--- MATERIAL TO PROCESS Enclosed Below ---

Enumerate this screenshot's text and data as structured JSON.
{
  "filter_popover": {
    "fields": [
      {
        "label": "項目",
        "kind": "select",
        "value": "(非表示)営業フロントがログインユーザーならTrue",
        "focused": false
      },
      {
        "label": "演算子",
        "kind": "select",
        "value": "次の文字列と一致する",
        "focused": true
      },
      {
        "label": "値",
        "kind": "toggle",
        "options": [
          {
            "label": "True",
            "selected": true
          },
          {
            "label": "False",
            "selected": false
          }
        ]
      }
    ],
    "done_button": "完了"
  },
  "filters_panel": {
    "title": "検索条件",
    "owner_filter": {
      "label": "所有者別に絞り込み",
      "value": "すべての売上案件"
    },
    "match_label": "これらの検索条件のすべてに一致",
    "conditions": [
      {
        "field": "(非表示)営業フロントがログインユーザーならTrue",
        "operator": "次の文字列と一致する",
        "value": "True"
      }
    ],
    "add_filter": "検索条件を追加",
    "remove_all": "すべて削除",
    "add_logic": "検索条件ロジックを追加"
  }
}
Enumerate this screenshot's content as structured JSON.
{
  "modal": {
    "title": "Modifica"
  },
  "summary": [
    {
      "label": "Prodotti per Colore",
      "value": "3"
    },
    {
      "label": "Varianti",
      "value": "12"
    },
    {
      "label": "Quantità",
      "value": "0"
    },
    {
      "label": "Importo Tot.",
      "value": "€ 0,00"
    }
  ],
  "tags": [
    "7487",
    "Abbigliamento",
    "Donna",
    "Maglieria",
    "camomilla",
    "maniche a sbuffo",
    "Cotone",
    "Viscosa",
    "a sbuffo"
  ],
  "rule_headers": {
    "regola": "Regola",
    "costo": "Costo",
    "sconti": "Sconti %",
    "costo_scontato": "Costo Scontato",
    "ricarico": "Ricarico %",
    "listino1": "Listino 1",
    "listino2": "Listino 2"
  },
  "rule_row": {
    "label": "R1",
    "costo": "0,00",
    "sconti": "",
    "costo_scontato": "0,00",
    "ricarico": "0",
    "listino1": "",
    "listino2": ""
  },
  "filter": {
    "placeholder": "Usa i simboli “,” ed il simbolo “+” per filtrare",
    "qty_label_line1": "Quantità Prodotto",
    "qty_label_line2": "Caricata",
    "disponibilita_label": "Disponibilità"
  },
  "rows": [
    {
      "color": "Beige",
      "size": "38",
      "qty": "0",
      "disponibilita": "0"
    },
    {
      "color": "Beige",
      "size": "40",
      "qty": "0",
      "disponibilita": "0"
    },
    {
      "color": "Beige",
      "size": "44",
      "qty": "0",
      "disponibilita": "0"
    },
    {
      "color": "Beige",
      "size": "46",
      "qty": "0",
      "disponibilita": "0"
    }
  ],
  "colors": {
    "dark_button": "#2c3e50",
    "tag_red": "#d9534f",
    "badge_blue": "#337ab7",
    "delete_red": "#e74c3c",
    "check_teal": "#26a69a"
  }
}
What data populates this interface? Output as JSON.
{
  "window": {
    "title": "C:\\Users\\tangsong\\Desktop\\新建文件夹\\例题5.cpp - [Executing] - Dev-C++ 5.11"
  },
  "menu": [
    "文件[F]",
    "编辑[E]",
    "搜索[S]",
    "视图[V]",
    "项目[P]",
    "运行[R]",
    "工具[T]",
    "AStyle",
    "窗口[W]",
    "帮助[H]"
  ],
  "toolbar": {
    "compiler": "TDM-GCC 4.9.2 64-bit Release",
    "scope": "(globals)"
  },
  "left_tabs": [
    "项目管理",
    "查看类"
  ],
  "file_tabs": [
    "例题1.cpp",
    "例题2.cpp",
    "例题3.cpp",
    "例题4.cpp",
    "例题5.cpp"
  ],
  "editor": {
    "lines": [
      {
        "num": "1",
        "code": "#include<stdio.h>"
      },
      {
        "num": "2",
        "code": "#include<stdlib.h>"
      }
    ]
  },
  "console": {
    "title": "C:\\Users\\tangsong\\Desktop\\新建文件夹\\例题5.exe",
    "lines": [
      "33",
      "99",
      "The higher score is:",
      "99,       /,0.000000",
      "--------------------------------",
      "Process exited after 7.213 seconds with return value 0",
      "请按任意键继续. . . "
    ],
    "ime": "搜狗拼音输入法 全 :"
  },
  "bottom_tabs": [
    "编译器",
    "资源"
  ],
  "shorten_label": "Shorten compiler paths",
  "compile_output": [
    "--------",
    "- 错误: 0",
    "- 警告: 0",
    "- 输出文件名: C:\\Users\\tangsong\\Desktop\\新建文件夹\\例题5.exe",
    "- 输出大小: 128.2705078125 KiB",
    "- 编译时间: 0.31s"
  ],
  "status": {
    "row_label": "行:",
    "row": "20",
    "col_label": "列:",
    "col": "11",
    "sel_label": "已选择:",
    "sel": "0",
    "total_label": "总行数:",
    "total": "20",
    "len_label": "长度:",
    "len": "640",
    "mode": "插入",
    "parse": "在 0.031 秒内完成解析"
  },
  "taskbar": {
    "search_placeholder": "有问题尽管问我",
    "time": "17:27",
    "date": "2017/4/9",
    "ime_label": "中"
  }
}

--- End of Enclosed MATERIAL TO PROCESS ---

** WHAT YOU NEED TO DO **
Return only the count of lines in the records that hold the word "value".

** EXPECTED ANSWER **
9